Work task -
Without the pictures, set down everything in the listing exactly.

────────

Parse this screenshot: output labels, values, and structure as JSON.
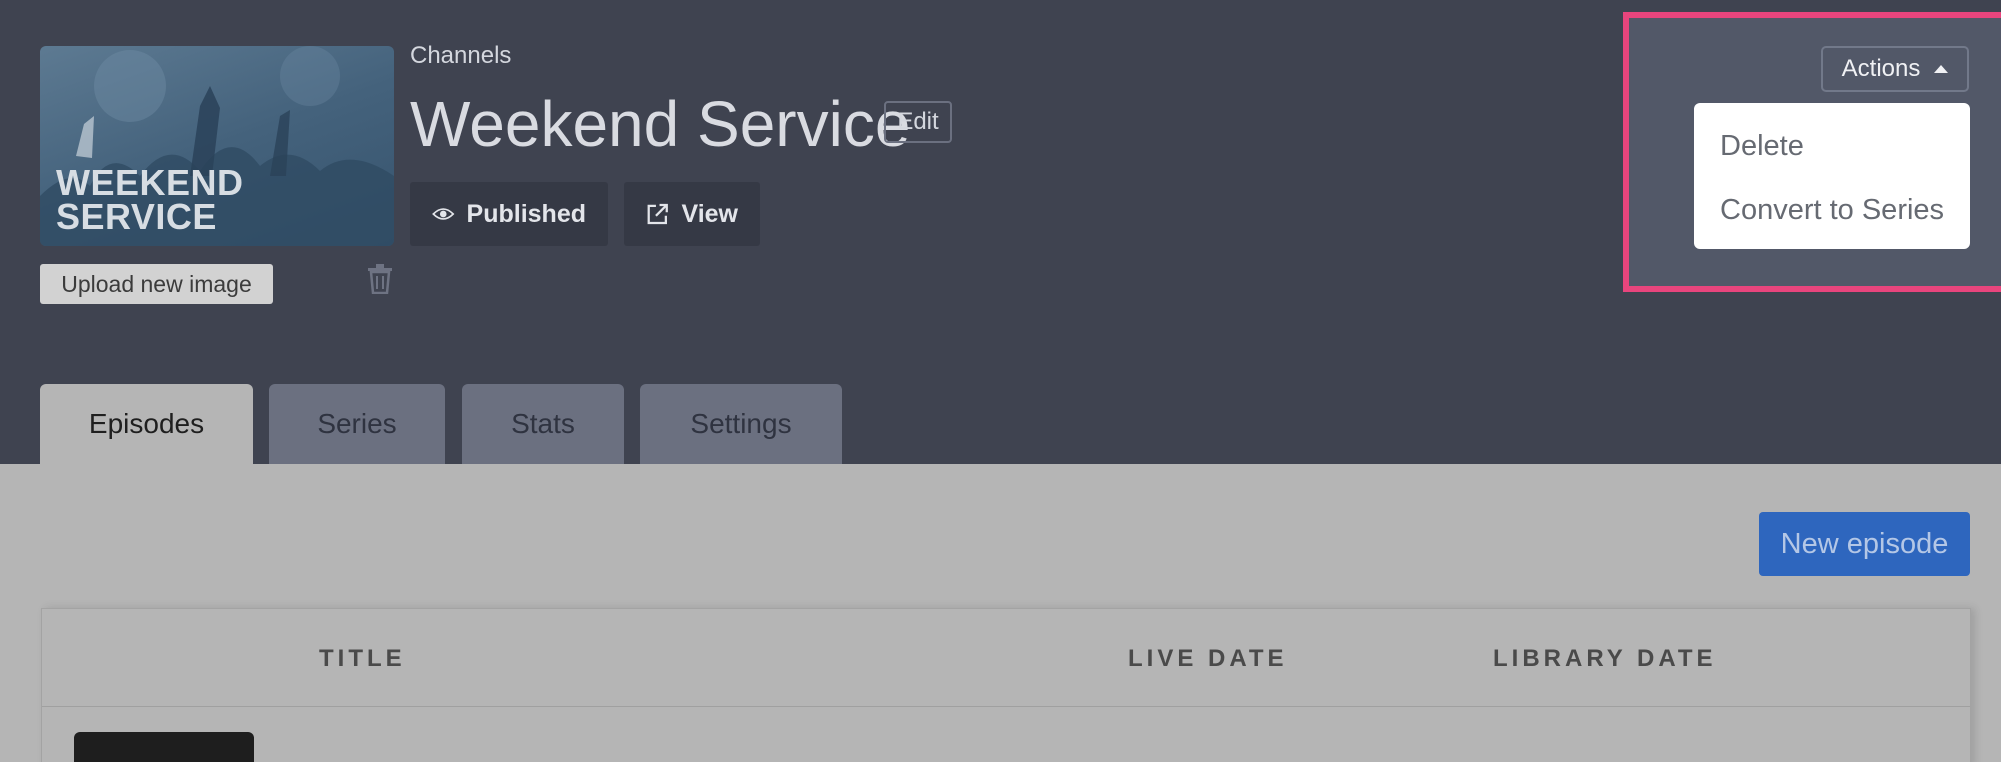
{
  "header": {
    "breadcrumb": "Channels",
    "title": "Weekend Service",
    "edit_label": "Edit",
    "thumbnail_text_line1": "WEEKEND",
    "thumbnail_text_line2": "SERVICE",
    "upload_label": "Upload new image",
    "published_label": "Published",
    "view_label": "View"
  },
  "actions": {
    "button_label": "Actions",
    "menu_items": [
      "Delete",
      "Convert to Series"
    ],
    "highlight_color": "#e8457d"
  },
  "tabs": [
    {
      "label": "Episodes",
      "active": true
    },
    {
      "label": "Series",
      "active": false
    },
    {
      "label": "Stats",
      "active": false
    },
    {
      "label": "Settings",
      "active": false
    }
  ],
  "content": {
    "new_episode_label": "New episode",
    "columns": [
      "TITLE",
      "LIVE DATE",
      "LIBRARY DATE"
    ]
  },
  "colors": {
    "header_bg": "#3f4350",
    "primary_button": "#2e66be",
    "overlay_bg": "#b5b5b5"
  }
}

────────

Answer to this exercise -
Parse this screenshot: output labels, values, and structure as JSON.
{
  "header": {
    "breadcrumb": "Channels",
    "title": "Weekend Service",
    "edit_label": "Edit",
    "thumbnail_text_line1": "WEEKEND",
    "thumbnail_text_line2": "SERVICE",
    "upload_label": "Upload new image",
    "published_label": "Published",
    "view_label": "View"
  },
  "actions": {
    "button_label": "Actions",
    "menu_items": [
      "Delete",
      "Convert to Series"
    ],
    "highlight_color": "#e8457d"
  },
  "tabs": [
    {
      "label": "Episodes",
      "active": true
    },
    {
      "label": "Series",
      "active": false
    },
    {
      "label": "Stats",
      "active": false
    },
    {
      "label": "Settings",
      "active": false
    }
  ],
  "content": {
    "new_episode_label": "New episode",
    "columns": [
      "TITLE",
      "LIVE DATE",
      "LIBRARY DATE"
    ]
  },
  "colors": {
    "header_bg": "#3f4350",
    "primary_button": "#2e66be",
    "overlay_bg": "#b5b5b5"
  }
}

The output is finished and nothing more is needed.